If you do choose to grow them in an area where they only receive indirect sunlight, try to make sure it is where they’ll get light from morning until night. If you combine indirect sunlight with full shade, your lilac plant will truly struggle.
Can Lilacs Grow in Shade?
Lilac bushes will grow in the shade, but the flower blooms themselves probably won’t open, and the bushes will “grow wild.” This essentially means that they will grow out in odd directions and become leggy in their search for full sun. This will result in misshapen bushes that feature few or no blooms, which is likely opposite to your overall goal for these lovely flowers.
- Lilac bushes can grow in the shade.
- Lilacs grown in the shade probably won’t produce blooms.
- Fungal diseases or damage from mold may occur if your lilacs don’t receive any sun.
- Avoid planting lilacs in the shade for the best growing results.

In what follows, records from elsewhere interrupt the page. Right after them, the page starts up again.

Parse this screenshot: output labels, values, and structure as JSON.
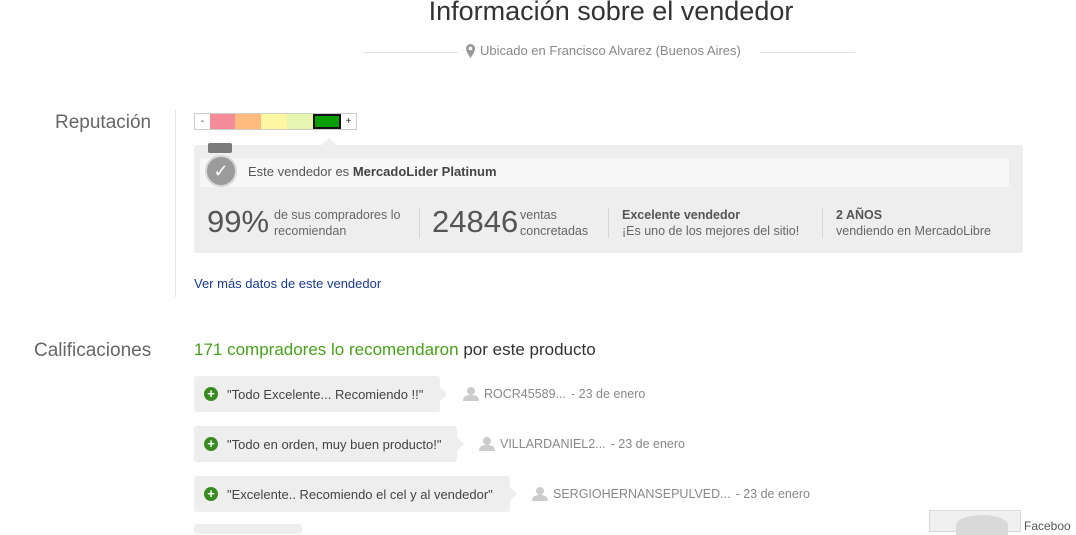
{
  "header": {
    "title": "Información sobre el vendedor",
    "location": "Ubicado en Francisco Alvarez (Buenos Aires)"
  },
  "reputation": {
    "label": "Reputación",
    "thermometer": {
      "minus": "-",
      "plus": "+",
      "levels": 5,
      "active_level": 5
    },
    "mercadolider_prefix": "Este vendedor es",
    "mercadolider_level": "MercadoLider Platinum",
    "stats": [
      {
        "big": "99%",
        "line1": "de sus compradores lo",
        "line2": "recomiendan"
      },
      {
        "big": "24846",
        "line1": "ventas",
        "line2": "concretadas"
      },
      {
        "bold": "Excelente vendedor",
        "line2": "¡Es uno de los mejores del sitio!"
      },
      {
        "bold": "2 AÑOS",
        "line2": "vendiendo en MercadoLibre"
      }
    ],
    "more_link": "Ver más datos de este vendedor"
  },
  "ratings": {
    "label": "Calificaciones",
    "summary_highlight": "171 compradores lo recomendaron",
    "summary_rest": "por este producto",
    "items": [
      {
        "comment": "\"Todo Excelente... Recomiendo !!\"",
        "user": "ROCR45589...",
        "date": "- 23 de enero"
      },
      {
        "comment": "\"Todo en orden, muy buen producto!\"",
        "user": "VILLARDANIEL2...",
        "date": "- 23 de enero"
      },
      {
        "comment": "\"Excelente.. Recomiendo el cel y al vendedor\"",
        "user": "SERGIOHERNANSEPULVED...",
        "date": "- 23 de enero"
      }
    ]
  },
  "facebook": {
    "label": "Faceboo"
  },
  "colors": {
    "thermometer": [
      "#f28c98",
      "#fdbb7e",
      "#fdf7a3",
      "#e6f5b0",
      "#0a9d00"
    ],
    "recommend_green": "#4a9e1e",
    "link_blue": "#1a3a8c",
    "plus_green": "#3a8a22"
  }
}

If they are grown in the shade, all lilac varieties are susceptible to powdery mildew. Additionally, the leaves may suffer from fungal diseases or damage from mold spores. There is also a chance that lilac flowers will be far less fragrant if the plants do not receive adequate sun. So, do everything possible to avoid planting your lilacs in shady areas of your garden or in areas that don’t receive any full sun. After all, fragrant blooms are one of the top reasons to plant lilacs in your garden.
What Happens if Lilacs Don’t Get Enough Sun?
If your lilacs don’t get enough sun, they may fail to bloom. Of course, this is something you want to avoid. Although the bushes themselves will survive without full sun, the blooms that you waited all year for will likely never appear.
- Lilacs that are sun-deprived often fail to bloom.
- If they do bloom, sun-deprived lilacs produce fewer flowers.
- The blooms of shaded lilacs may open in an erratic pattern.
You may get fewer flowers from lilacs grown without direct sunlight. Even if your lilac bushes produce buds, those buds probably won’t open. You may notice, too, that some stems produce a partially blooming flower, which creates a rather strange-looking plant. This is because lilacs are made up of many tiny blooms, and if some open and some don’t, they won’t have the beautiful appearance they are known for.
Can Lilacs Get Too Much Sun?
Lilacs, like all flowers, can suffer from too much sun. This is especially true if you live in a very hot climate, where temperatures surge in the afternoon. The biggest sign of sun scorch is dark brown edges on the leaves, and yellowing of the flowers.
- Lilacs can be burned by excessive sun.
- The symptoms of sun scorch include yellowing or drying of the flowers and dark brown spots on the leaves.
- Protect sun-damaged lilacs with this row cover.
- A scorched lilac needs afternoon shade to grow new green leaves and become healthy again.
If lilac buds feel crinkly or parchment-like to the touch—even if their color is still good—it’s a sign that they’re getting too much sun. If you notice these symptoms, provide afternoon shade and give your plants some extra water. They should bounce back to life in a few days if the damage was not severe.
How Much Sun Do Lilacs Require?
When planning where to plant lilacs, follow these tips:
- Lilacs need 6–8 hours of direct sunlight each day.
- If you grow lilacs in indirect light, they will require all-day sun for optimal growth.
- Without enough sun, lilacs will not produce flowers.
- Shaded lilacs are also at risk of plant diseases.
- In extremely high temperatures, lilacs can be scorched by the sun.
- Cover scorched lilacs with a row cover in the afternoon to help them recover.
If you plant lilacs in an area where all sides of the plant receive sun, you will be amazed by the sheer number of blooms they produce. Not only that, but sunny conditions mean you won’t have to worry about powdery mildew or other diseases attacking your beautiful lilacs.